Remote cardiac monitoring systems with extensive data storage, round-the-clock patient monitoring, and real-time data deliver the information physicians need to provide the best available care
WALTHAM, Mass. (PRWEB) November 07, 2022
When patients are critically ill, intrahospital transport (IHT), moving patients within the hospital, can cause significant complications.(1) Patients may be moved to other hospital areas for diagnostic testing or transferred to another unit. Regardless of the length of stay in the hospital, IHT statistically increases the risk of complications and death.(2) Nearly half of all patients transported within a hospital experience an adverse event.(3) To minimize the risk, IHT must be well-planned, executed efficiently, and include the proper monitoring equipment and staff. Equipment needs to be set up for transport without the risk of tangled cords or lost power. When an IHT is executed by trained personnel using remote telemetry, even critically ill patients can be safely transported.(4)
The most effective transport monitoring systems can eliminate dangerous data gaps during transportation. Cardiac monitors are a vital component of IHT for critically ill patients. They must seamlessly interface with a subset of mobile diagnostic devices, as well as hospital IT systems. Wireless systems like remote cardiac monitoring can improve care during IHT by ensuring that the patient’s vital signs and ECG are continuously tracked.
“Remote cardiac monitoring systems with extensive data storage, round-the-clock patient monitoring, and real-time data deliver the information physicians need to provide the best available care,” says Stuart Long, CEO of InfoBionic, a Massachusetts-based digital health company.
In addition to reducing the risks associated with IHT, advanced virtual telemetry can meet the needs of most patients, no matter where they are in the hospital. Some areas, like the ICU, have sophisticated stationary cardiac monitors that are mostly confined to one hospital area, leaving the potential for patients to go without adequate monitoring when transported to non-telemetry areas like radiology or cardiology.
Patients requiring a higher level of telemetry and complex medical equipment typically occupy hospital beds for a more extended period. Low-acuity patients can benefit from remote monitoring in less critical areas of the hospital or even in their own homes, liberating hospital beds for more acute patients.
InfoBionic is introducing the cloud-based MoMe™ ARC (Advanced Remote Cardiology) Platform that is intended to capture and deliver real-time cardiac data to near real-time cardiac monitoring data as patients shift from inpatient to outpatient.
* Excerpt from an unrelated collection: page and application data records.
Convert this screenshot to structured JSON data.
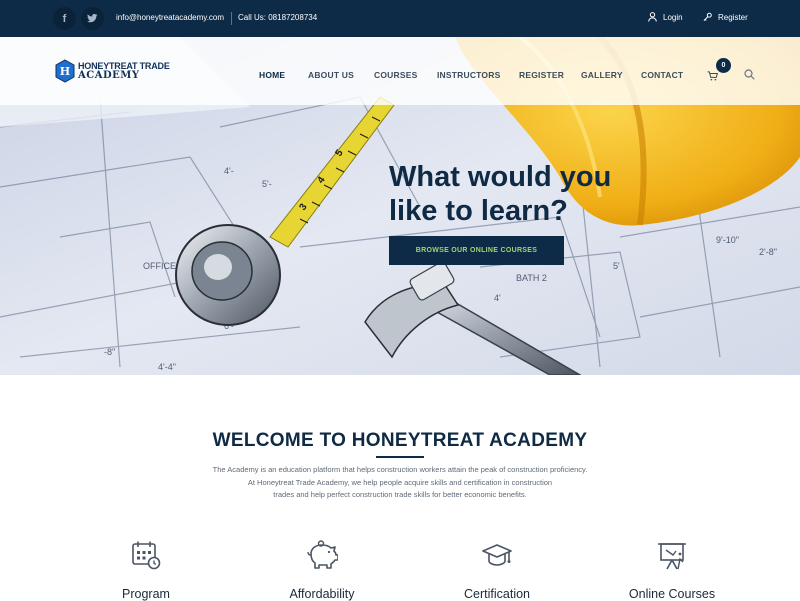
{
  "topbar": {
    "social": [
      {
        "name": "facebook-icon",
        "glyph": "f"
      },
      {
        "name": "twitter-icon",
        "glyph": "t"
      }
    ],
    "email": "info@honeytreatacademy.com",
    "phone": "Call Us: 08187208734",
    "login": "Login",
    "register": "Register"
  },
  "logo": {
    "line1": "HONEYTREAT TRADE",
    "line2": "ACADEMY"
  },
  "nav": {
    "items": [
      "HOME",
      "ABOUT US",
      "COURSES",
      "INSTRUCTORS",
      "REGISTER",
      "GALLERY",
      "CONTACT"
    ],
    "active": "HOME",
    "cart_count": "0"
  },
  "hero": {
    "headline_line1": "What would you",
    "headline_line2": "like to learn?",
    "cta_label": "BROWSE OUR ONLINE COURSES",
    "slides": 3,
    "active_slide": 1
  },
  "welcome": {
    "title": "WELCOME TO HONEYTREAT ACADEMY",
    "desc_line1": "The Academy is an education platform that helps construction workers attain the peak of construction proficiency.",
    "desc_line2": "At Honeytreat Trade Academy, we help people acquire skills and certification in construction",
    "desc_line3": "trades and help perfect construction trade skills for better economic benefits."
  },
  "features": [
    {
      "label": "Program",
      "icon": "calendar-icon"
    },
    {
      "label": "Affordability",
      "icon": "piggy-bank-icon"
    },
    {
      "label": "Certification",
      "icon": "graduation-cap-icon"
    },
    {
      "label": "Online Courses",
      "icon": "presentation-board-icon"
    }
  ],
  "colors": {
    "navy": "#0d2b46",
    "cta_text": "#9fd66f",
    "hardhat": "#f3b51e",
    "tape": "#e8d83a"
  }
}
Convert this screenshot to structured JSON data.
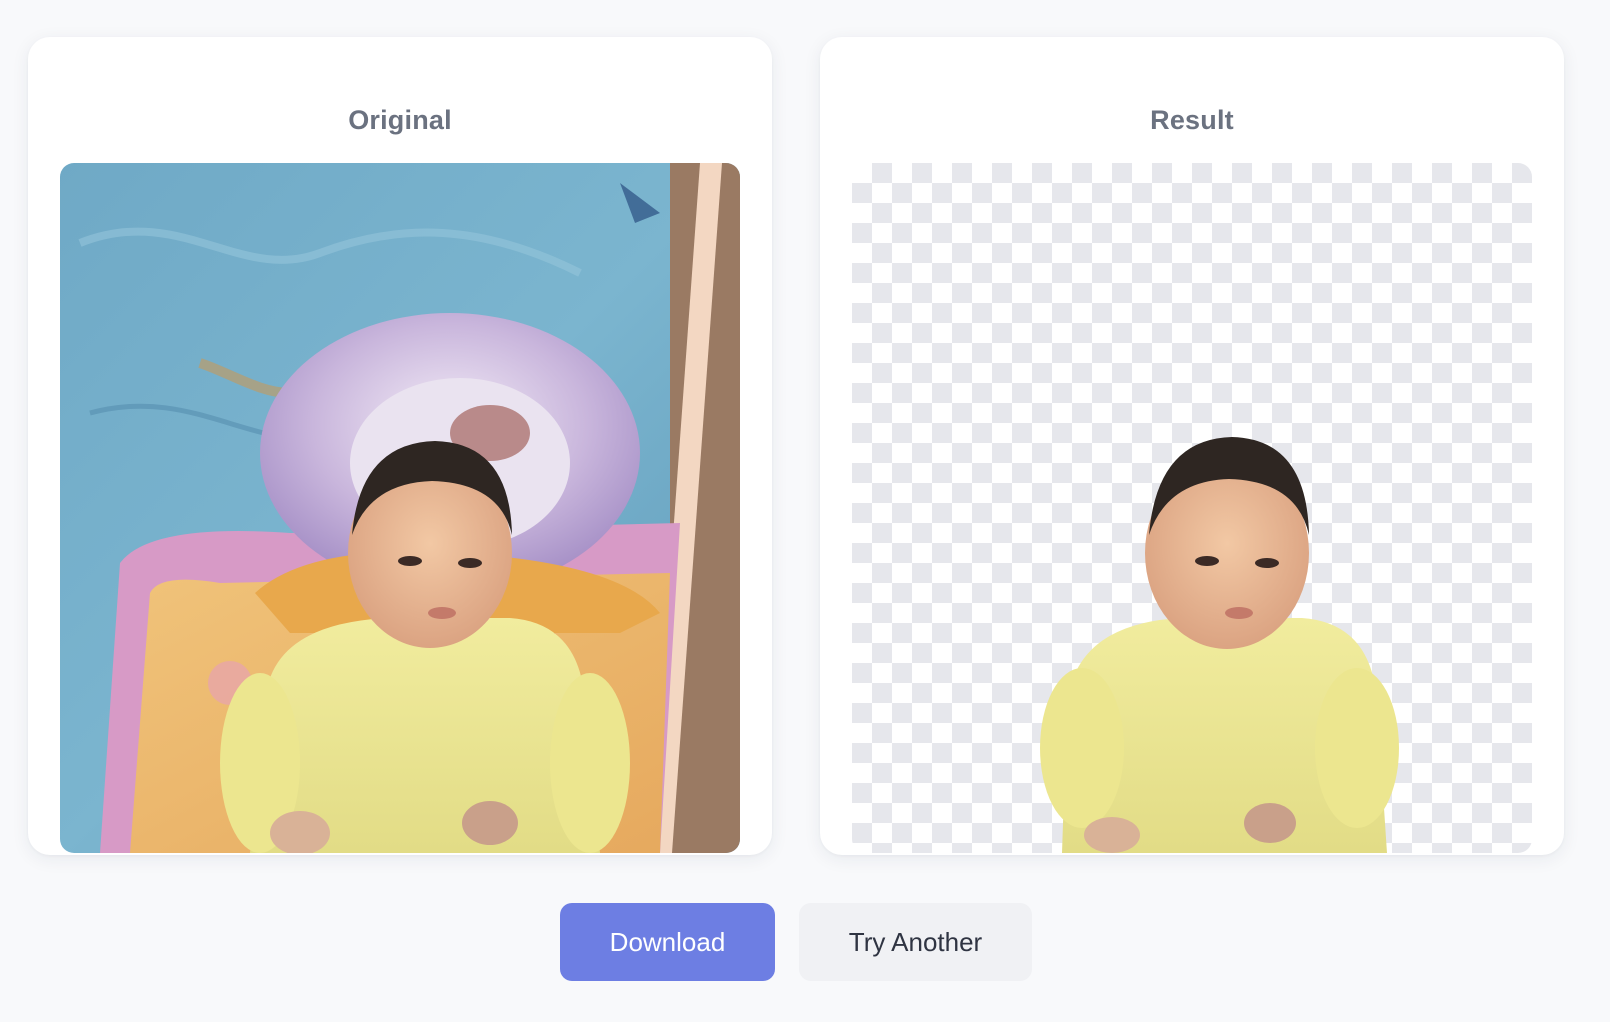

There are no limits to the level of medical complexity. The MoMe™ ARC Platform will allow for noninvasive and continuous cardiac monitoring for low-acuity to higher-acuity patients in both inpatient and outpatient settings. MoMe™ ARC technology is intended to support a range of compatible third-party RPM (remote patient monitoring) devices, such as blood pressure cuffs, oximeters, and scales.
Infobionic’s remote cardiac telemetry monitoring system has the potential to reduce IHT risks, allowing for consistent, round-the-clock monitoring while possibly freeing up valuable in-hospital beds for higher-acuity patients and simultaneously providing continuous cardiac monitoring from hospital to home.
InfoBionic’s digital technology has transformed the efficiency and economics of cardiac remote patient monitoring. The company’s MoMe ARC platform vision is to remove the roadblocks hindering remote diagnosis and decision-making. The Massachusetts-based team of seasoned entrepreneurs have had successful careers in healthcare, IT, medical devices, and mobile technology and bring specific expertise in remote monitoring and cardiology. Visit https://InfoBionic.com/
1) Knight, Patrick; Maheshwari, Neelabh; Hussain, Jafar; Scholl, Michael; Hughes, Michael; Papadimos, Thomas; Alan Guo, Weidun; Cipolla, James; Stawicki, Stanislaw; Latchana, Nicholas. “Complications during intrahospital transport of critically ill patients: Focus on risk identification and prevention.” 2015, PubMed Central, ncbi.nlm.nih.gov/pmc/articles/PMC4705572/.
2) Sokol-Hessner, Lauge; White, Andrew; Davis, Katherine; Herzig, Shoshana; Hohmann, Samuel. “Interhospital transfer patients discharged by academic hospitalists and general internists: Characteristics and outcomes.” November 14, 2015, National Library of Medicine, pubmed.ncbi.nlm.nih.gov/26588825/
3) Hajjej Z, Gharsallah H, Boussaidi I, Daiki M, Labbene I, Ferjani M. Risk of mishaps during intrahospital transport of critically ill patients[abstract]. Tunis Med. 2015 pubmed.ncbi.nlm.nih.gov/27126429/
4) Sethi, Divya; Subramanian, Shalini. “When place and time matter: How to conduct safe inter-hospital transfer of patients.” 2014, National Library of Medicine, ncbi.nlm.nih.gov/pmc/articles/PMC3950432/